■ Source material ■
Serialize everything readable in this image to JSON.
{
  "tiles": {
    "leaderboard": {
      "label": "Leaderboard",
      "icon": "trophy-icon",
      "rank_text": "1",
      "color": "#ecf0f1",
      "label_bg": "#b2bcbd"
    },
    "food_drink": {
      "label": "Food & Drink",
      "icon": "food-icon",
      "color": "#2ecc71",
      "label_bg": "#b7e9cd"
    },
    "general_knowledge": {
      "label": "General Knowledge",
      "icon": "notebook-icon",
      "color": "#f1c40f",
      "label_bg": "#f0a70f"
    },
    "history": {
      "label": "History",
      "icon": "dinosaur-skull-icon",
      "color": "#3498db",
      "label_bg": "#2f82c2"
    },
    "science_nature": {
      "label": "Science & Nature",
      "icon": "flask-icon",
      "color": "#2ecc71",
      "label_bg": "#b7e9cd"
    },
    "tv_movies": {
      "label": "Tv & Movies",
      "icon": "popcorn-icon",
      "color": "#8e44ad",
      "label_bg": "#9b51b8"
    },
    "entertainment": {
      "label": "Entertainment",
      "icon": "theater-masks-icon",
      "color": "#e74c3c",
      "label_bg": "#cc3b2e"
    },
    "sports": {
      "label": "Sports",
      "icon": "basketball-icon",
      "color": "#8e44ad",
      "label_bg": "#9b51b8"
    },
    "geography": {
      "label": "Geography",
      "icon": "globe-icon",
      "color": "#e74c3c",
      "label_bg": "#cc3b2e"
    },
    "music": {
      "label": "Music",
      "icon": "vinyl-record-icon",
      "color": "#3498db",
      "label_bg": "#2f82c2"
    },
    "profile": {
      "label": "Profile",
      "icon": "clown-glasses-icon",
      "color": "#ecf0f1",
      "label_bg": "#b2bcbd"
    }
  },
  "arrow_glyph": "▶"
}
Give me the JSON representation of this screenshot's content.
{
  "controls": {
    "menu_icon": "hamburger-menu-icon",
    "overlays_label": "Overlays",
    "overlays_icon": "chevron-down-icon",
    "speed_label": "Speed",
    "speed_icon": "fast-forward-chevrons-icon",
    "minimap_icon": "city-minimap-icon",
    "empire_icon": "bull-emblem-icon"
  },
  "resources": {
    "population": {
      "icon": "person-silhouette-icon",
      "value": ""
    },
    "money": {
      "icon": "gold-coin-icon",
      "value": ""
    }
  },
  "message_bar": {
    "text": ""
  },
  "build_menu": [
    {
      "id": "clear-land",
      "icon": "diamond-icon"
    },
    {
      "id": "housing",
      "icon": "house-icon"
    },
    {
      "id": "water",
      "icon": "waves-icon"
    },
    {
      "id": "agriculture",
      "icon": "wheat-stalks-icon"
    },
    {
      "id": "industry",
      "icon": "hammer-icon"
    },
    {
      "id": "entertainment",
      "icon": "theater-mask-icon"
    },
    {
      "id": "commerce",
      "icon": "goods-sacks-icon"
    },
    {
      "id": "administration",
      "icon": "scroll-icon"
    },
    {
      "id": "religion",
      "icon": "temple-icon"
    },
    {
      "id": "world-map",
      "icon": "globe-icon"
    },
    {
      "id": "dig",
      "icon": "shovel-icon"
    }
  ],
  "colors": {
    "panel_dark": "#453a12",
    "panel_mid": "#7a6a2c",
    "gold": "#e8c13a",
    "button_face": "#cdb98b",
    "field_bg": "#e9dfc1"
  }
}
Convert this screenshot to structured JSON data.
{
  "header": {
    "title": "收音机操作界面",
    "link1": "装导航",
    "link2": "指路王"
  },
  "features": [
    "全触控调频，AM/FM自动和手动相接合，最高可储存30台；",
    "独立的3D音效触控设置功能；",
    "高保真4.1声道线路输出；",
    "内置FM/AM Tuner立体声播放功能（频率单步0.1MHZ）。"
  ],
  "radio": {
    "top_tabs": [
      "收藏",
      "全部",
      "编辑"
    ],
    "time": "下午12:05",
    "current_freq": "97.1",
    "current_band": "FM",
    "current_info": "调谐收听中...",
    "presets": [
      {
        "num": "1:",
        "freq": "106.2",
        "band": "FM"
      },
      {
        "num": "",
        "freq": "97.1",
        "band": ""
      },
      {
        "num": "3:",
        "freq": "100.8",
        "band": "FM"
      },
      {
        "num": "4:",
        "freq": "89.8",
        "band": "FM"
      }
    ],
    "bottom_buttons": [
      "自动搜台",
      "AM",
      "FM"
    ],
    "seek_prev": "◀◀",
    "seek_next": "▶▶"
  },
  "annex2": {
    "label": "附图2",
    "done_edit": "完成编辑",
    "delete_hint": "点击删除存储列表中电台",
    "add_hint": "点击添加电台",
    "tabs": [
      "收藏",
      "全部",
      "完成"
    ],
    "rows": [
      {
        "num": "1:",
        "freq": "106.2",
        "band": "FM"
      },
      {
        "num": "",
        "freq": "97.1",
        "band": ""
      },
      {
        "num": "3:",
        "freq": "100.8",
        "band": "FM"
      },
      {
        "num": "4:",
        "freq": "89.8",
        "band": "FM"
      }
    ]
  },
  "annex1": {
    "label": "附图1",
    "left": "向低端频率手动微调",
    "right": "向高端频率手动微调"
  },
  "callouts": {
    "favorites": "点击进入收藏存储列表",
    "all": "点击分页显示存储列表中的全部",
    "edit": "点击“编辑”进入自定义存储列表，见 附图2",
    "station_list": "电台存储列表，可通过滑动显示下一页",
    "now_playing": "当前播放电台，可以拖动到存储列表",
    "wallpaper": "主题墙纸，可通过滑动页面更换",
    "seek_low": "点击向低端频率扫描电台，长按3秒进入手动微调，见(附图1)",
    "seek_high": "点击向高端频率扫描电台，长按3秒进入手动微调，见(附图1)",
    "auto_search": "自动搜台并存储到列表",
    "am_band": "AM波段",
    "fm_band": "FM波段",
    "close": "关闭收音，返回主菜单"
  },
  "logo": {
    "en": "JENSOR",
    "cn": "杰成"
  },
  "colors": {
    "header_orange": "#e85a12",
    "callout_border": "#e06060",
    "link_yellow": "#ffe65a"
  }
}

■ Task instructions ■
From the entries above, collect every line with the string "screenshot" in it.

■ Task result ■
Give me the JSON representation of this screenshot's content.
Convert this screenshot to structured JSON data.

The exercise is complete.